Halloween Horror Nights is only days away, but we have a sneak preview of The Shining and Insidious, two of the most highly anticipated haunted houses at Universal Studios Hollywood’s Halloween Horror Nights 2017.
Our intrepid Attractions Magazine reporter Jonathan Rushing was recently given a behind the scenes tour of the mazes based on the films The Shining and Insidious, which will debut this Friday, Sept. 15, alongside the rest of Halloween Horror Nights 2017 at Universal Studios Hollywood. Here are some insider tidbits shared by Halloween Horror Nights (HHN) Designer John Murdy and Art Director Chris Williams to help you prepare for the terrors to come:
The Insidious maze is located in the bottom lot next to the Jurassic Park line, where Halloween II was last year. This is the first time Universal Hollywood has created a maze based on a movie that hasn’t been released yet. (Insidious: The Last Key is scheduled for release Jan. 5, 2018.) The first half of the maze is based the new film, then the back half touches on the first three films.
Doors are a big part of the Insidious franchise; they use red doors to symbolize you’re leaving the real world to the “Further” realm of the demons. The Further takes place in the 1950s, and it makes victims relive the murders they committed over and over for all eternity as part of them damnation. It features a “fallout shelter creepy duck boy” character who is your guide and points your way through the maze.
HHN performers are performing live theater to a new audience every 10 seconds; they do the same act about 60,000 times per season. Performers are on set for 45 minutes, then they take a break. Monsters (or “scare actors”) at HHN can trigger their own sound effects, and use buttons and monitors to help scare people. HHN tries new ways to scare people every year, such as pumping in smells or using digital monitors to watch guests and catch people off guard after they take a break. The maze also use a lot of scrim projection effects that allow monsters to open “portals” to scare people.
The makers behind the mazes get the scripts of the films, and just as scripts change, the mazes will have to get changed too, in case characters are taken out of the film. The completed Insidious maze will include the Red Demon’s lair, with creepy puppets from the first Insidious film; a child’s bedroom from the second film; and a red elevator from the third. Finally, you’ll return to the fourth film and find the red prison door, where you’ll face the a final scare.
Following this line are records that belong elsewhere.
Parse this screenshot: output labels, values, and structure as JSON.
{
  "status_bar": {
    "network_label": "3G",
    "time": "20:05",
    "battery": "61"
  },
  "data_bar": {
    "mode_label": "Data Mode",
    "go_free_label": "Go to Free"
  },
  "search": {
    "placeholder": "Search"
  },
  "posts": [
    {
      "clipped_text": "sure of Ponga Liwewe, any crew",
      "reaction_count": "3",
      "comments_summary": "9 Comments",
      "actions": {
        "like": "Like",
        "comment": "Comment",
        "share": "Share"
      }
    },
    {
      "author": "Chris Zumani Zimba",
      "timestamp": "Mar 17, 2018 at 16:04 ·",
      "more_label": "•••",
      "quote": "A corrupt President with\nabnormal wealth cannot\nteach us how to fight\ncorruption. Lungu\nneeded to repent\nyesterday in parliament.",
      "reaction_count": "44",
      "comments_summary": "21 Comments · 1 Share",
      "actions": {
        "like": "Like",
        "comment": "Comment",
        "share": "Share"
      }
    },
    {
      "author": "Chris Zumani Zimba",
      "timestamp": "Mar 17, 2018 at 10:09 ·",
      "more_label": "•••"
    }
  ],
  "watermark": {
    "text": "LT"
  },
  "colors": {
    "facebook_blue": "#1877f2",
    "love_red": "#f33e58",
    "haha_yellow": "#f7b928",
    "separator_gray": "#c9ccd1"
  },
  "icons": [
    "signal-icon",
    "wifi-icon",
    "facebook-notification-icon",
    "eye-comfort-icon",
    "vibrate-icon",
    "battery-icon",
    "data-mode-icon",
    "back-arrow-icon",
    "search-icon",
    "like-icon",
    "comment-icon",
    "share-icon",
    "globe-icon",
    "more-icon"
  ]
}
The Shining maze is located where The Exorcist maze was last year. According to Murdy, The Shining is such an old movie, it’s hard to go back and reference, so they have to build everything from scratch, and about 75% of the guests who will go through the maze haven’t seen the film, so the designers wanted this maze to be “more visual than people just jumping out at you.”
The Overlook Hotel is massive, and the maze starts and ends in the hedge maze, which serves as a bookend for the haunt despite only being in the movie for a few minutes. The first thing you see beyond the hedge maze is the Redrum door, which is going to be blasting white light as REDRUM appears on the door. The next room is going to be the Colorado Room, with a digital video of Jack typing on his typewriter and old photos from the film on the wall; followed by a room filled with papers saying “all work and no play makes Jack a dull boy.”
The ghostly Grady Twins in the hallway will be achieved through a “Pepper’s Ghost” technique (just like the Haunted Mansion ball room) using a big piece of plexiglass; they’ve been working on this scene for months due to the science behind it.
Other key elements of the maze are the famous patterned carpet; Room 237, with the beautiful women who transforms into a hideous corpse; the Gold Room; and even the man in the bear suit. The iconic elevator full of blood will be recreated using screens showing 4K footage from the film, and of course you’ll join Wendy in the bathroom for the big “Here’s Johnny” moment, before finding Jack frozen outside at the exit.
In an interview, Murdy said he has tried for 10 years to do an Exorcist maze, and was finally able to do it last year. Getting the rights to The Shining proved just as challenging, since the Kubrick estate has to approve and check off anything in the maze or about the maze. Universal is paying Warner Brothers licensing for all The Shining materials.
Get prepared to face The Further at Halloween Horror Nights 2017 with this video of the Insidious maze from 2015, and check out a preview video for the event below: